SOURCE: ‘Coffee consumption and risk of stroke in women’ by Lopez-Garcia et al, in Circulation: Journal of the American Heart Association (2009)

 


 

SCIENCE: A study from the International Agency for Research on Cancer looked at over 500,000 people, and found that coffee drinking was associated with reduced risk for death from various causes, including stroke. 

 

SOURCE: ‘Coffee Drinking and Mortality in 10 European Countries: A Multinational Cohort Study’ by Gunter et al in Annals of Internal Medicine (2017) [Funded by IARC]

 


 

SCIENCE: A large-scale study in Japan found that higher green tea and coffee consumption was inversely associated with risk of CVD and stroke in the general population. 

 

SOURCE: The impact of green tea and coffee consumption on the reduced risk of stroke incidence in Japanese population’ by Kobubo et al, in Stroke (2013)

 

Coffee and Gallbladder

 

SCIENCE: Men who drink two to three cups of coffee a day have a 4% lower risk of developing gallstones than those who do not drink coffee regularly, and men who drink four or more cups a day have a 45% lower risk, according to a new study.

 

But only coffee with caffeine, which is known to stimulate contractions in the gallbladder and lower cholesterol concentrations in bile, was associated with the lowered risk.
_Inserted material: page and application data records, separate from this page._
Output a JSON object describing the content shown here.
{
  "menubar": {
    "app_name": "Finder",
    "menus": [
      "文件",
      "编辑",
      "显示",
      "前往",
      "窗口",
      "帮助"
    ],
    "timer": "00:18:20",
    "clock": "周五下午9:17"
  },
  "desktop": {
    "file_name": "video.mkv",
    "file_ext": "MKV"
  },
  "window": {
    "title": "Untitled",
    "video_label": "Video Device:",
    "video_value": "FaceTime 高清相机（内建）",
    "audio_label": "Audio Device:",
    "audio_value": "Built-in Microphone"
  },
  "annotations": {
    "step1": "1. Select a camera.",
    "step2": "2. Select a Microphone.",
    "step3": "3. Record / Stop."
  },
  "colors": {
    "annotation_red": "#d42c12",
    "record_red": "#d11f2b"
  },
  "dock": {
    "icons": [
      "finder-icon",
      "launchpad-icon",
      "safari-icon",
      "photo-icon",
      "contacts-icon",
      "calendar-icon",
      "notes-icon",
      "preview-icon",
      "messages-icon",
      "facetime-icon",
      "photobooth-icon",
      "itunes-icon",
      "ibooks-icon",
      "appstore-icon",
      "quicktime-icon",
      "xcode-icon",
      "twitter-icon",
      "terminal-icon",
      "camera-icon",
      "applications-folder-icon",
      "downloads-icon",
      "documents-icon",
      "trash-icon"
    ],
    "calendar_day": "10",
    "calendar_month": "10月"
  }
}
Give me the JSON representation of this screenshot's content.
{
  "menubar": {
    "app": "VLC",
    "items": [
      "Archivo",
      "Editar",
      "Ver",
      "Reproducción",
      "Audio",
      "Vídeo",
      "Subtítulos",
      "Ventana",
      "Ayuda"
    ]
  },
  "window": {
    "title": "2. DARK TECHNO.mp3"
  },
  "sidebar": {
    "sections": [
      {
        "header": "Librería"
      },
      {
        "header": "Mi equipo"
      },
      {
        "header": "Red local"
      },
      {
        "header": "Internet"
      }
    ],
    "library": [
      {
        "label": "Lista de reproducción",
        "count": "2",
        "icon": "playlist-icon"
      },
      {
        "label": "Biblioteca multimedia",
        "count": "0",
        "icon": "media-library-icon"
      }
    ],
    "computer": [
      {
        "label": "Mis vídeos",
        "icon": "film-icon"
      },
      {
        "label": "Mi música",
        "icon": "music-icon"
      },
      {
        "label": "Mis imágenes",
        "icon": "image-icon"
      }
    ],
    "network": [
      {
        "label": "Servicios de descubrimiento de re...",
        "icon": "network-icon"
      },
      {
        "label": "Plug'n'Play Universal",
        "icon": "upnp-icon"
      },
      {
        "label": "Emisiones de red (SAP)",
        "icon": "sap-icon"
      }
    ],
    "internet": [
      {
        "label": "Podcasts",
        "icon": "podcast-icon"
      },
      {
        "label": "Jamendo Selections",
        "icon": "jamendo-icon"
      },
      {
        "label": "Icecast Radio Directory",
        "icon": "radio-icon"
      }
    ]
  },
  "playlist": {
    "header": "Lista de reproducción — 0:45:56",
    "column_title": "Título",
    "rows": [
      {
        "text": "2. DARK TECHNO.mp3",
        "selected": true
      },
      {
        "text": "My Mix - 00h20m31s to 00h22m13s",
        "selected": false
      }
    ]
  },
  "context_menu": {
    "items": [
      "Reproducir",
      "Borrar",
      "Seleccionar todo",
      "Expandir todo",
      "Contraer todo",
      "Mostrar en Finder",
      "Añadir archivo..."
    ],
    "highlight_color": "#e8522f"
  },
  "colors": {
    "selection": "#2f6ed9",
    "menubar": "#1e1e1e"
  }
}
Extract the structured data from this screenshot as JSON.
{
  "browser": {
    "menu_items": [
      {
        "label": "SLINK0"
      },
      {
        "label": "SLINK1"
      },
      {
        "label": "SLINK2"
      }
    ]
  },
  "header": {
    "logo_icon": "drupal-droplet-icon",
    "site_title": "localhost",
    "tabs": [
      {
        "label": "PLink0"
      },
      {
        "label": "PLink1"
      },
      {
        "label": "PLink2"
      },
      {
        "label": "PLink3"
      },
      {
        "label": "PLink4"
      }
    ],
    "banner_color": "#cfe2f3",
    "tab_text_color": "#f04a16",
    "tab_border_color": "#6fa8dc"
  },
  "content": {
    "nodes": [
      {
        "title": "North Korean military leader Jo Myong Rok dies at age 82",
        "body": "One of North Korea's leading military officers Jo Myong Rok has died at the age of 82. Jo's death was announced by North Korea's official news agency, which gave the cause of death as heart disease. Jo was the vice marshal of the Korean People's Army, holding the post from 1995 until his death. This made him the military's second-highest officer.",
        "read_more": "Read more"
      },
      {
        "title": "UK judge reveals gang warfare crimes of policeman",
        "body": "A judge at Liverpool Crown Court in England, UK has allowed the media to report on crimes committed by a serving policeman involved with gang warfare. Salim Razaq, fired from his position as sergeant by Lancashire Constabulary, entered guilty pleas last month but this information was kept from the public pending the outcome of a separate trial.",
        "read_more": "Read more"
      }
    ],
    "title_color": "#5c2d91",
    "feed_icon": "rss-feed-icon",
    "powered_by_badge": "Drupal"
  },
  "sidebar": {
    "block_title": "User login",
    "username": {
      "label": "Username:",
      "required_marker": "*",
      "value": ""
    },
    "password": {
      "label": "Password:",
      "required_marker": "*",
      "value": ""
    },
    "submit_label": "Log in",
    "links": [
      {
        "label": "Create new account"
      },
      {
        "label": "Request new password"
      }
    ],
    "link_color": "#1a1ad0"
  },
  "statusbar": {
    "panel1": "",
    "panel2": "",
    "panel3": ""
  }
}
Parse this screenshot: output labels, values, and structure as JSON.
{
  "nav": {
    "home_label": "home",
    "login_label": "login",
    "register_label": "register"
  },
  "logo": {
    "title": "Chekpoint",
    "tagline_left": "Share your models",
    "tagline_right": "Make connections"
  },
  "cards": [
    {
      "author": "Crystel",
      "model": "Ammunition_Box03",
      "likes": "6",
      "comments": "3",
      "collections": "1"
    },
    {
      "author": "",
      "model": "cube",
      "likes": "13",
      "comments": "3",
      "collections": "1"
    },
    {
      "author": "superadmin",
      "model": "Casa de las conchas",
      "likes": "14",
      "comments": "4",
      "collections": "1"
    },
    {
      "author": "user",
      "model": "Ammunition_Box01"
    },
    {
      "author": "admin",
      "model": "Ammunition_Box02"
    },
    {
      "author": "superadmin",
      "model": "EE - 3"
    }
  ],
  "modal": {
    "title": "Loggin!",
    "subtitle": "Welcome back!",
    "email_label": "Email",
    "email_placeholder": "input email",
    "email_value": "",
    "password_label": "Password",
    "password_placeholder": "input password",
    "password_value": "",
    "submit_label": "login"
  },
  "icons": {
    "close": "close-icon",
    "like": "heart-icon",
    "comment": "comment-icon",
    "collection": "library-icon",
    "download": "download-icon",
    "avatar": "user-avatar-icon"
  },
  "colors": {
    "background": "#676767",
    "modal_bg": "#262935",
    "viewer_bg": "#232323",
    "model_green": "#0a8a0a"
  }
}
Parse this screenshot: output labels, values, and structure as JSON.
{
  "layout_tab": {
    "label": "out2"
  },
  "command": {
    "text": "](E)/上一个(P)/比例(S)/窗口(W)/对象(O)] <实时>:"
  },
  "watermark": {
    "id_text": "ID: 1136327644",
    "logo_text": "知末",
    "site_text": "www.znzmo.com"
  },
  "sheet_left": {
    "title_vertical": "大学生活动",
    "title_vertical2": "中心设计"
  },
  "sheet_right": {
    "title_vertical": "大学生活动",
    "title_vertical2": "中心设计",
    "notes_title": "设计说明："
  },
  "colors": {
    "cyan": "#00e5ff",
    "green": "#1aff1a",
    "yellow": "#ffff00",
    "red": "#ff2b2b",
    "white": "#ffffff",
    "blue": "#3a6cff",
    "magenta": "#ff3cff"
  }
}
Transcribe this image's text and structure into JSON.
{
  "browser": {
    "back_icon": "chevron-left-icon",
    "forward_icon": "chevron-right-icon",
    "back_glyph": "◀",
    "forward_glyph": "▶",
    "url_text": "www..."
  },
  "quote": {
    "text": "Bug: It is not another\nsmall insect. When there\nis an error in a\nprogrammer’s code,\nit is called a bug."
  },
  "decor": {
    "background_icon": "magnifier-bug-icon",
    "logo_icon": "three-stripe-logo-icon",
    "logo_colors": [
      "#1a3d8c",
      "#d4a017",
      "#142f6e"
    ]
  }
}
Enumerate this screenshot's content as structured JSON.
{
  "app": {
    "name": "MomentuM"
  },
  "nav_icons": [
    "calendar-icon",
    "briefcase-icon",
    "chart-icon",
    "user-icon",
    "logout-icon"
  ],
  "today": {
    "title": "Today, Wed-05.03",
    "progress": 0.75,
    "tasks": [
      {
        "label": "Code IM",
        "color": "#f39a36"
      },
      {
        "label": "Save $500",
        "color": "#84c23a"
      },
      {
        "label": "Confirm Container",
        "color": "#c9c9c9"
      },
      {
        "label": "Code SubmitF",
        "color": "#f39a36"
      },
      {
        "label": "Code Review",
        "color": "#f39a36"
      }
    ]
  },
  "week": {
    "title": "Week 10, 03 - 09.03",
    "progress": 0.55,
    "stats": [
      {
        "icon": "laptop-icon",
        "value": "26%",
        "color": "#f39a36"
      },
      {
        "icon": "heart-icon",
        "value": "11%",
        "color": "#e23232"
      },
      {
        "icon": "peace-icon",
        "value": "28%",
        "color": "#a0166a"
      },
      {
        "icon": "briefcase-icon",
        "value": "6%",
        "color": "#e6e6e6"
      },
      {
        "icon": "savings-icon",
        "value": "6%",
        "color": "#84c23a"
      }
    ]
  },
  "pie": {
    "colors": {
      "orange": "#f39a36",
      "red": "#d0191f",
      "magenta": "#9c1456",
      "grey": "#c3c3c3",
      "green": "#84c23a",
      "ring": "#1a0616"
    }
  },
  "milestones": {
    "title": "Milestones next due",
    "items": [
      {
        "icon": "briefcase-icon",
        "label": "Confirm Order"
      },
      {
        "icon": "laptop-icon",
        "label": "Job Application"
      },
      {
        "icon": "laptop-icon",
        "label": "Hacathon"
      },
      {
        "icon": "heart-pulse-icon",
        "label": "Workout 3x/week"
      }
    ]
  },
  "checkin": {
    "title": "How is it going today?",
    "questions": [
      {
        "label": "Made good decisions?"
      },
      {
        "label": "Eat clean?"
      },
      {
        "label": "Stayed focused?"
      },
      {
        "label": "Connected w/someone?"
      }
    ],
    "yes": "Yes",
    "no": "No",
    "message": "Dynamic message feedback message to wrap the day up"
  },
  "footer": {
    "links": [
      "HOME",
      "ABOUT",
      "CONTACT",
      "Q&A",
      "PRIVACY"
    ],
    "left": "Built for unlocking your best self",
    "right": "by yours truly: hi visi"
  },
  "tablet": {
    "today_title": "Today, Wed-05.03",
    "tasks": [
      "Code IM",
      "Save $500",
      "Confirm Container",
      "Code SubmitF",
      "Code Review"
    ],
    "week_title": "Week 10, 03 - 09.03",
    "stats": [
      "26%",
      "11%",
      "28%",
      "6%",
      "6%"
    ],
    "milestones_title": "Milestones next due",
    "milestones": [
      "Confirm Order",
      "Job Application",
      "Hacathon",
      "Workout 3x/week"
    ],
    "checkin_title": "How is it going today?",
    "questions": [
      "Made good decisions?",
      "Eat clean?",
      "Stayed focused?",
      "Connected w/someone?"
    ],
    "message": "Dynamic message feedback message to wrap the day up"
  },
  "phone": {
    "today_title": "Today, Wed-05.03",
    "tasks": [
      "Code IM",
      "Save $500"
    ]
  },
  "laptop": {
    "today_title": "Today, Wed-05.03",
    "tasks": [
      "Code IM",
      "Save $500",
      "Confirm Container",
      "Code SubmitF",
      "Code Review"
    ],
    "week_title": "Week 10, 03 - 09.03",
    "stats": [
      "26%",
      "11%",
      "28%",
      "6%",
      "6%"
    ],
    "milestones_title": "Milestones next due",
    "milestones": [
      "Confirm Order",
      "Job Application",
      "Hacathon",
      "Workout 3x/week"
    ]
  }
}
Caffeinated tea and soda did not have the same effect, the researchers reported.

 

SOURCE: A prospective study of coffee consumption and the risk of symptomatic gallstone disease in men.

 


 

SCIENCE: Consumption of caffeinated coffee may play a role in the prevention of symptomatic gallstone disease in women.

 

SOURCE:Coffee intake is associated with lower risk of symptomatic gallstone disease in women.

 

10% of our proceeds are donated to the Gary Sinise Foundation to help support the needs of our service men and women, veterans, first responders and their families.